EXERCISE INSTRUCTIONS:
Wherever the word "triangle" occurs in the listing, copy the whole line.

DATA FOR ANALYSIS:
◆ ◆ ◆ ◆ ◆ ◆ ◆

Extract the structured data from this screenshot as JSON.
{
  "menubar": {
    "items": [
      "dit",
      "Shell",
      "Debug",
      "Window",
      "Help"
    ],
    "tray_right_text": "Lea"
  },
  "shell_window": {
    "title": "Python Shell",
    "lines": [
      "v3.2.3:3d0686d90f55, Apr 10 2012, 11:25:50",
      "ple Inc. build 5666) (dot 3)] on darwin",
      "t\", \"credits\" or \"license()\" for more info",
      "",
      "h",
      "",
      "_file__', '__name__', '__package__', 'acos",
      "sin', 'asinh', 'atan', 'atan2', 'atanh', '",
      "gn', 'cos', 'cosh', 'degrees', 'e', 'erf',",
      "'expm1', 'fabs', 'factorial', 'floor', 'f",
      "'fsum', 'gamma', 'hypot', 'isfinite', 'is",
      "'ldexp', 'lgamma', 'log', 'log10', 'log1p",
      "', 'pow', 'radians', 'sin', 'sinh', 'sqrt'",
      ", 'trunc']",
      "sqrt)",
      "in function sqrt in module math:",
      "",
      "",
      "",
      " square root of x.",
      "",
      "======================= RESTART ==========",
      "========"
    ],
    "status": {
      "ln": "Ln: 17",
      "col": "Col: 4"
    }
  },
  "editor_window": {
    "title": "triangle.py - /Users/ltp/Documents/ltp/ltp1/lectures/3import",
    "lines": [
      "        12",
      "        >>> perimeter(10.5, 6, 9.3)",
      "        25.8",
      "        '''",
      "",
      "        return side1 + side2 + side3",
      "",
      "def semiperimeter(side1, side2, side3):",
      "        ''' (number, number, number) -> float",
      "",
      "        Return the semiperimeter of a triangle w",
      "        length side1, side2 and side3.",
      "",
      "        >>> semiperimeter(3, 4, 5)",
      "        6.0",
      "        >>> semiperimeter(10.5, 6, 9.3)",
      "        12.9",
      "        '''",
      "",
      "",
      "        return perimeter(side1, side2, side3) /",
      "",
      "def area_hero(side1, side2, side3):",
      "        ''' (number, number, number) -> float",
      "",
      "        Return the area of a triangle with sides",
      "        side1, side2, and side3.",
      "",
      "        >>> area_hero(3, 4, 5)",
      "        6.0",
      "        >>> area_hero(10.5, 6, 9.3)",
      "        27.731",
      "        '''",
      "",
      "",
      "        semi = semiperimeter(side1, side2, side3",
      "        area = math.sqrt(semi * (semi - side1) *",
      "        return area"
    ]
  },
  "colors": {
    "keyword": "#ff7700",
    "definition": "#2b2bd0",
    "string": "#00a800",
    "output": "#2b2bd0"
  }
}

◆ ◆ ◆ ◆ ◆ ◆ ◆

TASK ANSWER:
    "title": "triangle.py - /Users/ltp/Documents/ltp/ltp1/lectures/3import",
      "        Return the semiperimeter of a triangle w",
      "        Return the area of a triangle with sides",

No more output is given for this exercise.